Hurricanes are intense low pressure areas that form over warm ocean waters in the summer and early fall. The main source of energy is water vapor which is evaporated from the ocean surface.
Water vapor is the ‘fuel’ for the hurricanes because it releases the latent heat of condensation when it condenses to form clouds and rain, warming the surrounding air. This heat energy is then absorbed by the water vapor when it is evaporated from the warm ocean surface, cooling the ocean in the process. Usually, the heat released in this way in tropical thunderstorms is carried away by wind shear, which blows the top off the thunderstorms. But when there is little wind shear, this heat can build up, causing low pressure to form. The low pressure causes wind to begin to spiral inward toward the center of the low.
Most hurricanes that hit the United States begin either in the Caribbean or the Atlantic. Many of the worst start as small tropical storms coming off the coast of Africa. Like all tropical cyclones, a hurricane needs the warm water of the tropics, which feeds a storm with energy, in order to form; the atmosphere must be laden with moisture. Researchers have looked at four factors that are known to affect hurricane intensity; wind shear that can throttle storm formation,rising sea-surface temperatures, and large-scale air circulation patterns.Sea-surface temperatures in the tropical North Atlantic have been the warmest on record for over the last decade.
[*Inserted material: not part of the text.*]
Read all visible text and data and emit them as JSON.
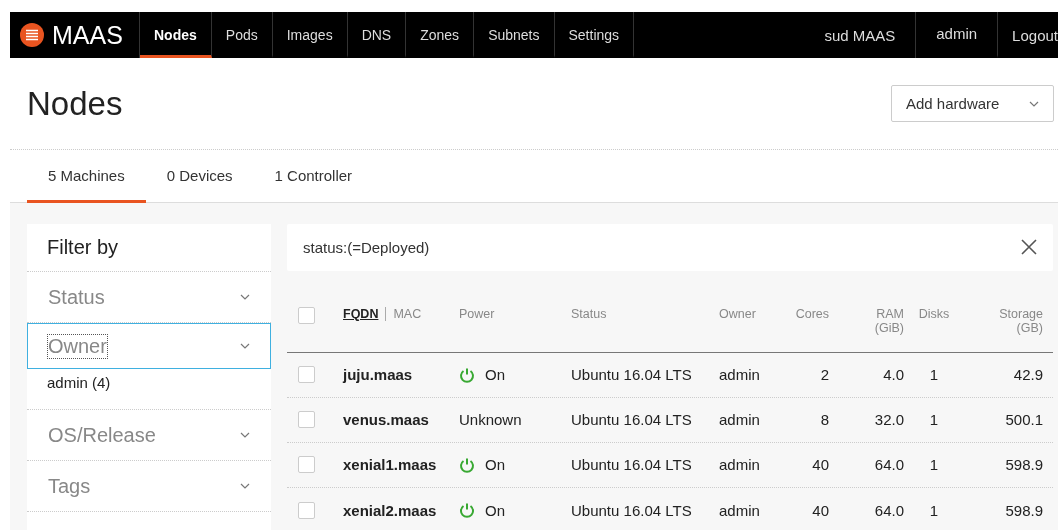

Warming temperatures heat up the surface of the oceans, increasing evaporation and putting more water vapor into the atmosphere. This in turn provides added ‘fuel’ for storms as they travel over open oceans.